Wear and tear from the elements can be hazardous to your metal building. If there's any exposed metal, it's at risk of corrosion. One of the best ways to protect your new metal structure is to cover it with a coat of paint. Luckily, painting metal isn't as hard as you might think. You just need to make sure that the surface is prepared correctly. Here's a look at what you need to know to get the job done.
What Will You Need?
To prepare the surface, you'll need either a sandblaster or a power sander. You're also going to want a wire brush, a primer that's designed for metal applications and a rust-proof outdoor paint. Opt for paint that you can put into a large pressure sprayer so that you can distribute the paint evenly over the surface of the building. You should also invest in some painter's tape and newspaper so that you can cover windows, vents and other areas that you don't want covered in paint.
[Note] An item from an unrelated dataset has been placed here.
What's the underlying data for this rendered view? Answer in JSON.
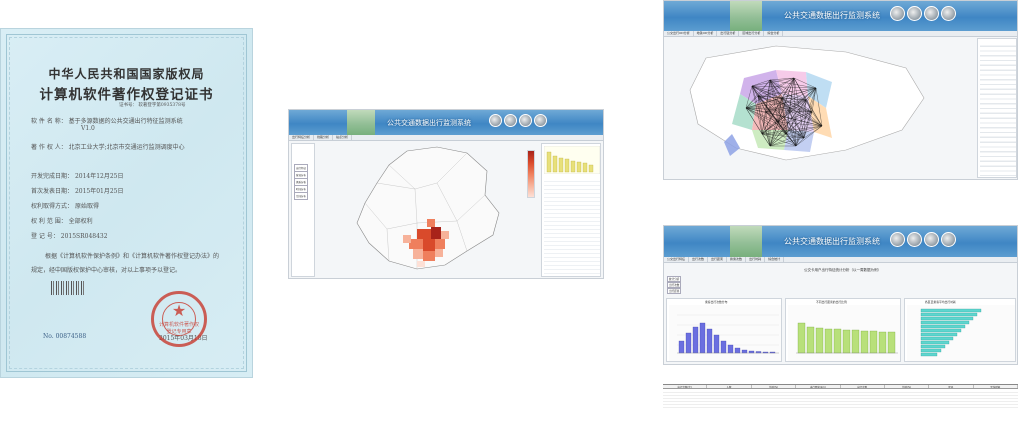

How Do You Paint the Building?
The first step to painting the building is to eliminate any dirt or residue on the surface of the metal. If there's existing paint or a clear coat on it, you can remove it with a sandblaster and a gentle blasting material. Otherwise, use a power sander with medium-grit sandpaper. Cover the whole surface so that it's clean and smooth.
Once you've prepped the surface, it's time to cover the windows and vents. Cover those areas with newspaper, and tape the newspaper in place with painter's tape. It's the best type of tape to use for this, because it comes off without leaving any residue behind.
Once everything is covered, put the primer into your paint sprayer. Apply an even coat of primer across the entire surface. Move the sprayer in a slow, consistent manner so that you don't end up with any runs, drips or heavy coats. Let each coat dry according to the primer manufacturer's recommendations and apply the number of coats that it suggests.
When the primer is dry, it's time to apply the paint. Use the same application method with the paint sprayer so that you get a smooth, even coat of paint on the walls as well. Opt for a day that has minimal wind or breeze, otherwise you'll have a lot of overspray and uneven coatings. Finish the whole thing up with a clear coat if your outdoor paint doesn't have a built-in clear coat.